He tried to cash in on the NFT craze by auctioning a house. It didn't work
April 27, 2021. Summarized by summa-bot.
Compression ratio: 17.6%. 1 min read.
For months, Shane Dulgeroff had watched NFTs -- or non-fungible tokens -- for pieces of digital art, baseball cards and other collectibles sell for mind-boggling amounts.
What if he commissioned a digital rendering of a home that he owned and auctioned it off as an NFT, along with the real world property?
"Not only is it the world's first property to be sold this way, but once this sale closes, it will open up people's eyes to a new way to sell real estate. "
This comes with a real house, with real rental income," Dulgeroff said.
He was seeking to tie an NFT to a real-world asset that already had a real-world value behind it and the market didn't know how to respond, Russo explained.
Using an NFT as a way to sell something in the real world is viable, Russo said.
An even bigger challenge for the sale, Russo said, was the gap between the two worlds of investing that Dulgeroff was trying to bridge.
"The offering needs a buyer who equally understands cryptocurrencies and NFTs, as well as the real estate market and running a rental property," Russo said.

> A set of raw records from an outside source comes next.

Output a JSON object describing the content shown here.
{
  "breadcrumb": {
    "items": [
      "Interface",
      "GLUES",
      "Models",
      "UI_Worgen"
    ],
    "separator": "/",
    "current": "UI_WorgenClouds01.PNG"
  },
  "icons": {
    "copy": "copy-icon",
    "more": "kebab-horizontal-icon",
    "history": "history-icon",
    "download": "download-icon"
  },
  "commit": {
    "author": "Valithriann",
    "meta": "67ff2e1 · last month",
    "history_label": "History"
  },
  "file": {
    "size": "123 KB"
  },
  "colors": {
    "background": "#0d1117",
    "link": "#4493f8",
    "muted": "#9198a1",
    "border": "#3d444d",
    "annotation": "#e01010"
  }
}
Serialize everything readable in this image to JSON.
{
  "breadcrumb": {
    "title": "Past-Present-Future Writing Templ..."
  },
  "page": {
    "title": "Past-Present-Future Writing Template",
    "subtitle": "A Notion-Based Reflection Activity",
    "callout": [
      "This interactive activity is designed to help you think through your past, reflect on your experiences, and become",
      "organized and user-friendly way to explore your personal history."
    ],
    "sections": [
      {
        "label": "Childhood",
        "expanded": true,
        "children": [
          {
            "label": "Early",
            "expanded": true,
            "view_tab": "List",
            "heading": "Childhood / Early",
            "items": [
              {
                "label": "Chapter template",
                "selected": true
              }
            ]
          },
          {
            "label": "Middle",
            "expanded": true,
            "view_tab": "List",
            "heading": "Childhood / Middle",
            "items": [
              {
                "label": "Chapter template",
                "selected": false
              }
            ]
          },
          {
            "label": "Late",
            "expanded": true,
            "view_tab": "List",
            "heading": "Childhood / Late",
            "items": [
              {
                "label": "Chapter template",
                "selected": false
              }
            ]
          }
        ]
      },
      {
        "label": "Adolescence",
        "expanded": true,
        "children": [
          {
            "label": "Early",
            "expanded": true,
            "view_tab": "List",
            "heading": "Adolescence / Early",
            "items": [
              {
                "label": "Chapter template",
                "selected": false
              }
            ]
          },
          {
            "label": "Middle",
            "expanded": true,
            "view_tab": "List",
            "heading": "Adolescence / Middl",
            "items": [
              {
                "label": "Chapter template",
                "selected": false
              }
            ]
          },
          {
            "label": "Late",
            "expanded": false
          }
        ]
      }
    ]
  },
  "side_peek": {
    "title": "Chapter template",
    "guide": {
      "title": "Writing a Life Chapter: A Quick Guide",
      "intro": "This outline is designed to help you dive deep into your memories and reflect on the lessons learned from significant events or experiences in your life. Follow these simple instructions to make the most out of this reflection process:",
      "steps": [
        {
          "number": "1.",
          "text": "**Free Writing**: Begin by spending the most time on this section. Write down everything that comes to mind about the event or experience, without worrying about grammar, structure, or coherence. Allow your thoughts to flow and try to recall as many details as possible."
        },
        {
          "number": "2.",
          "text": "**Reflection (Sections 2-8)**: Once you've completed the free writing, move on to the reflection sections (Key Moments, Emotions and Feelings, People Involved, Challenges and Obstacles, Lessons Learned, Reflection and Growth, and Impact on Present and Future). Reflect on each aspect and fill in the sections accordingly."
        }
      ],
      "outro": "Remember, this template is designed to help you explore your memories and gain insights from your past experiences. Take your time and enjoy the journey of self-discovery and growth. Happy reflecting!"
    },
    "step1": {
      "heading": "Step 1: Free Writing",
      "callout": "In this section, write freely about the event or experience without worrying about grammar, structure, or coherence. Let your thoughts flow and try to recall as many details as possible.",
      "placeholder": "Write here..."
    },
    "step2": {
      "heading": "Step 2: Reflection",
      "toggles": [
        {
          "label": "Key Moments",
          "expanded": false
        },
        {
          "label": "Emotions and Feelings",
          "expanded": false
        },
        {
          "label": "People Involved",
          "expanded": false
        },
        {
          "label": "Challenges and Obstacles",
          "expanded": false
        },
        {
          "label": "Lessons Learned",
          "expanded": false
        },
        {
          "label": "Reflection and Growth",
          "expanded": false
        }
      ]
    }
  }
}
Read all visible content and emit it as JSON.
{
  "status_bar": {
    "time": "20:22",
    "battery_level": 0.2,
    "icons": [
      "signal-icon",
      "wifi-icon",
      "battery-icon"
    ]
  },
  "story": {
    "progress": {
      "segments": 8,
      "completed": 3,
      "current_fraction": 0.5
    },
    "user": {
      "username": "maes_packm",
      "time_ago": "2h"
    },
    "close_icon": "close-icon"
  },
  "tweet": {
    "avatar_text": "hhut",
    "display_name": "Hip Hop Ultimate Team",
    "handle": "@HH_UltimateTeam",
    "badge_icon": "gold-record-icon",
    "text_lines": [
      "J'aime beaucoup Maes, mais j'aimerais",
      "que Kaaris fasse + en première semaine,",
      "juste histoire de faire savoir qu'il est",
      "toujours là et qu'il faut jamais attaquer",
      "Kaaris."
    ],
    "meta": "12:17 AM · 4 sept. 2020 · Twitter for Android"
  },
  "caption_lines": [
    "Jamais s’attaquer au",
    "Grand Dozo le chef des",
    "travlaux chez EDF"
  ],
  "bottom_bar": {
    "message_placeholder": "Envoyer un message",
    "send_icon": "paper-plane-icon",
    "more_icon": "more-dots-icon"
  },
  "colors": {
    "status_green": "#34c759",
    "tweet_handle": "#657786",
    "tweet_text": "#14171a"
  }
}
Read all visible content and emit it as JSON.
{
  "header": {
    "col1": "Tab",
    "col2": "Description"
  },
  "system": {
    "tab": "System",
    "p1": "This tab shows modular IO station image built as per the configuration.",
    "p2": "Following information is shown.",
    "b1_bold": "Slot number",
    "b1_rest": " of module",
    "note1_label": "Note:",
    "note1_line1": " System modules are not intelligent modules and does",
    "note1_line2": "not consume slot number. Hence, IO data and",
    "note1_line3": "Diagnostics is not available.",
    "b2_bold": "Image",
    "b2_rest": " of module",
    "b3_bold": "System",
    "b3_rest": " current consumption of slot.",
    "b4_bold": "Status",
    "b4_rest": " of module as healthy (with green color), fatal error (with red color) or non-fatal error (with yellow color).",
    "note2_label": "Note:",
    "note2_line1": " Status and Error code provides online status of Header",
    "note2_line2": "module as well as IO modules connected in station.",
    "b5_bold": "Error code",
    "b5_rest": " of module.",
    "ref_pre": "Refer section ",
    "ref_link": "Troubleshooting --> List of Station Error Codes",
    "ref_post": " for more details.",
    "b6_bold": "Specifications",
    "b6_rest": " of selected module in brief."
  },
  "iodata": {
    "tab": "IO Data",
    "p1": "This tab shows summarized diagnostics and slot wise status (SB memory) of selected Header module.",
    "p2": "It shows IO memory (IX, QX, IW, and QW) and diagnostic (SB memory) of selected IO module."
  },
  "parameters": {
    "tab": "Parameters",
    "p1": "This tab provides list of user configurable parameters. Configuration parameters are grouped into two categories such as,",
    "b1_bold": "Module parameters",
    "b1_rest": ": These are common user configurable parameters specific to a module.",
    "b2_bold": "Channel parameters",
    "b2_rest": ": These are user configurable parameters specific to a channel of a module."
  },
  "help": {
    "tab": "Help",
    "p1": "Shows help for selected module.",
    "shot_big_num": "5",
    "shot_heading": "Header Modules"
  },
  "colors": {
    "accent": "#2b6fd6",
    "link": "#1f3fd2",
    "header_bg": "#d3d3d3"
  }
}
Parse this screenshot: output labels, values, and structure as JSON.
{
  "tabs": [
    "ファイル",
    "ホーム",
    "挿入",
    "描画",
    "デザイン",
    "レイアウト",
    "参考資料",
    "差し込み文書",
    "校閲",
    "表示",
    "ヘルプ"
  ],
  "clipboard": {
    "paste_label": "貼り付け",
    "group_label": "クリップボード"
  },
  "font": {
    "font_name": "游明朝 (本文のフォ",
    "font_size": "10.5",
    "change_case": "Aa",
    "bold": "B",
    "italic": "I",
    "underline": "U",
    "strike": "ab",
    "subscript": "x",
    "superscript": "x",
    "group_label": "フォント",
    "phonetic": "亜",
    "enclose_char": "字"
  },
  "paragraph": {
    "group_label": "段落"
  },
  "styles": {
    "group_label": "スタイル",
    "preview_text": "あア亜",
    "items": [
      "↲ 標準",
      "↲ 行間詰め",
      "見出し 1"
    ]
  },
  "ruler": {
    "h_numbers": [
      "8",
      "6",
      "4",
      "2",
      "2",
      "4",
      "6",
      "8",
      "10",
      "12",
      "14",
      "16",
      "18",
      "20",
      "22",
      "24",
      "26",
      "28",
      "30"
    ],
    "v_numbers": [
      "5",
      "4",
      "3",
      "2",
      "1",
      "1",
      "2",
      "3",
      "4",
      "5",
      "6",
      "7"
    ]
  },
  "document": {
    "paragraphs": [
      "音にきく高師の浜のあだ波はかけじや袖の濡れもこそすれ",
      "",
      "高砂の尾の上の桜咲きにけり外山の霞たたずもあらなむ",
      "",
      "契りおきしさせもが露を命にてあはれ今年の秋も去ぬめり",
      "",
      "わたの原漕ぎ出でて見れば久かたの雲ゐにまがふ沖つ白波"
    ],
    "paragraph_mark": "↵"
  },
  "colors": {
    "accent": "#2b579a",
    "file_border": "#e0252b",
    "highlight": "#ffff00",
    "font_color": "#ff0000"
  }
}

While Dulgeroff said he had heard from interested buyers from the real estate world, they had questions about how the title would transfer, whether it had to be an all-cash payment and how to get their money onto the platform.
"Whoever buys the property, gets the NFT transferred into their digital wallet," he said.